Next, not only have they got weekly meetings with wounded soldiers, which includes volunteering their time for meetings on Christmas Eve and on New Year’s Eve, they’ll be holding a gifts and crafts fair on December 6th at Orchard Avenue Baptist Church in Vacaville.
“They’re a great church,” Stinnett said of Orchard Avenue Baptist. “They donate their space to us all the time.”
They’ll also be laying wreaths at Sacramento Valley National Cemetery in Dixon on Dec. 13, as well as a wreath dedication at the State Capitol building on Dec. 8, and who knows what else they’ll plan at their monthly meeting!
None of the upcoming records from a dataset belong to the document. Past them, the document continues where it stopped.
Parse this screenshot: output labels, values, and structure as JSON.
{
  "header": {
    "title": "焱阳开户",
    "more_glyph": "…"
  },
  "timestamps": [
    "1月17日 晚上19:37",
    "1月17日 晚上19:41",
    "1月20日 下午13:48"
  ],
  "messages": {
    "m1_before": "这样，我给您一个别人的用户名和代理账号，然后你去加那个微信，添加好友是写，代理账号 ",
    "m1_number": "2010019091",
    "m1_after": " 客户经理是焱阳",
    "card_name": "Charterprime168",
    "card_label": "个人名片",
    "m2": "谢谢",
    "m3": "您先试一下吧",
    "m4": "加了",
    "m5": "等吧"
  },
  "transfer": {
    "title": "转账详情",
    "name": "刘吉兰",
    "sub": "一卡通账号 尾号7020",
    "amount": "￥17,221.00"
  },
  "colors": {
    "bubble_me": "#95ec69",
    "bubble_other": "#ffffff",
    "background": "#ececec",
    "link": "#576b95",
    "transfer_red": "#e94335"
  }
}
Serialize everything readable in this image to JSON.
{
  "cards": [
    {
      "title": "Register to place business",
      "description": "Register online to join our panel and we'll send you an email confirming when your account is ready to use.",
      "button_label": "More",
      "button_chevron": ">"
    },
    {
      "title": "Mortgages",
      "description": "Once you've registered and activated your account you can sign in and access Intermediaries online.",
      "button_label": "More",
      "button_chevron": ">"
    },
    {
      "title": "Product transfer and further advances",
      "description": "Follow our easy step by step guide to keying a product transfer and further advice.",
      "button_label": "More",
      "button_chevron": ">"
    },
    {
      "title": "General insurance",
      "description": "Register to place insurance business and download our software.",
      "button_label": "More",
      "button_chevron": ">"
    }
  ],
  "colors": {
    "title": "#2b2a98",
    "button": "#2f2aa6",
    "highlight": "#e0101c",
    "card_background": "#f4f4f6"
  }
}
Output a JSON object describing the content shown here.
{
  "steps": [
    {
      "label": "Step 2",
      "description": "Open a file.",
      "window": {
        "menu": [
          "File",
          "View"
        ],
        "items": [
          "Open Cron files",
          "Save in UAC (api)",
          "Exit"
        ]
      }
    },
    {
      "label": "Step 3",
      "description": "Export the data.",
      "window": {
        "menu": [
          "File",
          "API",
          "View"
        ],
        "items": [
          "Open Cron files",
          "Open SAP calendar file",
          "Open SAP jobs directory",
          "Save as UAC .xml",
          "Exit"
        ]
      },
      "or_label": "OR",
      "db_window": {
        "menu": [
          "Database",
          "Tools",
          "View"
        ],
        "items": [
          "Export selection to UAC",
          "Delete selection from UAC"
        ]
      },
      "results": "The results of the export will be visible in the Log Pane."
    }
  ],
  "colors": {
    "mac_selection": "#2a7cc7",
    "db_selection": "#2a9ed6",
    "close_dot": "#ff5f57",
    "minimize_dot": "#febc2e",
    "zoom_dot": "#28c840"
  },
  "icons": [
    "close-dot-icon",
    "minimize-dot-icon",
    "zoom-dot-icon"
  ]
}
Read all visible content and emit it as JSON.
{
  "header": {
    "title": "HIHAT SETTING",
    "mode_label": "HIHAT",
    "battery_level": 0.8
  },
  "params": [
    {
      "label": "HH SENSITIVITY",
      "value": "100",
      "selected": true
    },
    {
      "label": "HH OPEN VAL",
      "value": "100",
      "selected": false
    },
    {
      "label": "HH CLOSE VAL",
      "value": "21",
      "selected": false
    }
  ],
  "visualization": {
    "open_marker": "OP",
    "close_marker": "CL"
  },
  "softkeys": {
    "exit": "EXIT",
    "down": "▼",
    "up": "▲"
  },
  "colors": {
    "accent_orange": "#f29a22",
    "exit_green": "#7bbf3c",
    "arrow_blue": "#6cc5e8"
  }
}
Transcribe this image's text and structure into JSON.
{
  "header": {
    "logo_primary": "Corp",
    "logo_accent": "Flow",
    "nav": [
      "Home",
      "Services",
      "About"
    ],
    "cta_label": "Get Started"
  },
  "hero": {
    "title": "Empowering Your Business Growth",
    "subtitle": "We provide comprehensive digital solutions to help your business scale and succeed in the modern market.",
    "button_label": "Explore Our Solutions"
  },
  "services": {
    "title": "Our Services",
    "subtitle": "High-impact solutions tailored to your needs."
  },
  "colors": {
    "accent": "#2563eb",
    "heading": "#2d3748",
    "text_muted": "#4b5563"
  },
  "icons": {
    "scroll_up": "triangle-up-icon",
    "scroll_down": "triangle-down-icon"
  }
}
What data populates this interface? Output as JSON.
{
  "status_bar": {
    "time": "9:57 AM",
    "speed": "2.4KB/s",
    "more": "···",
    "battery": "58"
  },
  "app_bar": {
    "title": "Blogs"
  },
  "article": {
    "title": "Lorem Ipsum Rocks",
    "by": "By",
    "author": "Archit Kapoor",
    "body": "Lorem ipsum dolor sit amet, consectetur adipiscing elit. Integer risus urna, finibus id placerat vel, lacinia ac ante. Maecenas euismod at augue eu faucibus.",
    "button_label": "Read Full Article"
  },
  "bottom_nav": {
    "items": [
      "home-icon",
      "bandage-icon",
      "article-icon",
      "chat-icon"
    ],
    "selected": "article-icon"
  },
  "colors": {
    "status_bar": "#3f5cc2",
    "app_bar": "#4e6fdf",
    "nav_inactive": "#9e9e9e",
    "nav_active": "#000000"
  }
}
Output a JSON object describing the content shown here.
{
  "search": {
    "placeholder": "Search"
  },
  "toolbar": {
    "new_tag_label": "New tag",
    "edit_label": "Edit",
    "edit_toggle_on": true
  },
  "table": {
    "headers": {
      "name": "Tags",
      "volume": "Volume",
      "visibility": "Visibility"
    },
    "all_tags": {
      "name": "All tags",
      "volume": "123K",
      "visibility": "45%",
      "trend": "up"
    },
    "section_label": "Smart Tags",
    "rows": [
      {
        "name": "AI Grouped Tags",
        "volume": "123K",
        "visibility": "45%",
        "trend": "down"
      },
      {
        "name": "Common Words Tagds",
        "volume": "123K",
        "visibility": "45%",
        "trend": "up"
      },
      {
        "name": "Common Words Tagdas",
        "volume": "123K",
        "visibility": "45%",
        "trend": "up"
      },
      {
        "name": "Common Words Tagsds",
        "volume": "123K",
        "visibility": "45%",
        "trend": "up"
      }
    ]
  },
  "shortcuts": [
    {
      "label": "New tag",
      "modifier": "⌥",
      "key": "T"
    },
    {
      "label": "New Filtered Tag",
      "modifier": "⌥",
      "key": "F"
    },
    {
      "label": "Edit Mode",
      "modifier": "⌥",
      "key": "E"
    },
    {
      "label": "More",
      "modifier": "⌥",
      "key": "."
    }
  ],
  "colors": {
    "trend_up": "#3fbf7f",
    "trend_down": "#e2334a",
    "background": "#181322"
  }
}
Also, starting in February, they’re doing their first major “pack” of the year, where they put together care packages to send out across the U.S. and to the far reaches of the world.
“We invite everybody in the community to come out,” Stinnett said. “We encourage people to write letters to a veteran, and to put your address on there; they may not have anybody to write to and it may be nice for them to write a letter back to you, and you may get something going! You may have an overseas pen pal.”
For anyone who wants to donate to Blue Star Moms, know that 99 percent or more of their donations go to helping others. If you want to donate, make your check payable to “Vintage Valley Blue Star Moms” and mail it to P.O. Box 1245, Vacaville, CA, 95696. All donations are tax deductible. If you want to donate care package items, not money, you can visit: http://www.solanobluestarmoms.org/#!needed-items/c1ojo for a list of needed items, or visit: http://www.solanobluestarmoms.org/#!donations/c1unp for ways to learn about donating online.
For anyone who wants to get involved with Blue Star Moms in Solano County, they meet on the 2nd Tuesday of each month at 7 p.m., at Orchard Avenue Baptist Church, located at 301 North Orchard Avenue in Vacaville. They can also visit: http://www.solanobluestarmoms.org/ or e-mail Stinnett at email@example.com.
Nate Gartrell grew up in Benicia, studied journalism in college, and has written for a handful of media outlets since age 15. He aspires to visit all 30 Major League Baseball stadiums and to hit the trifecta at the horse track.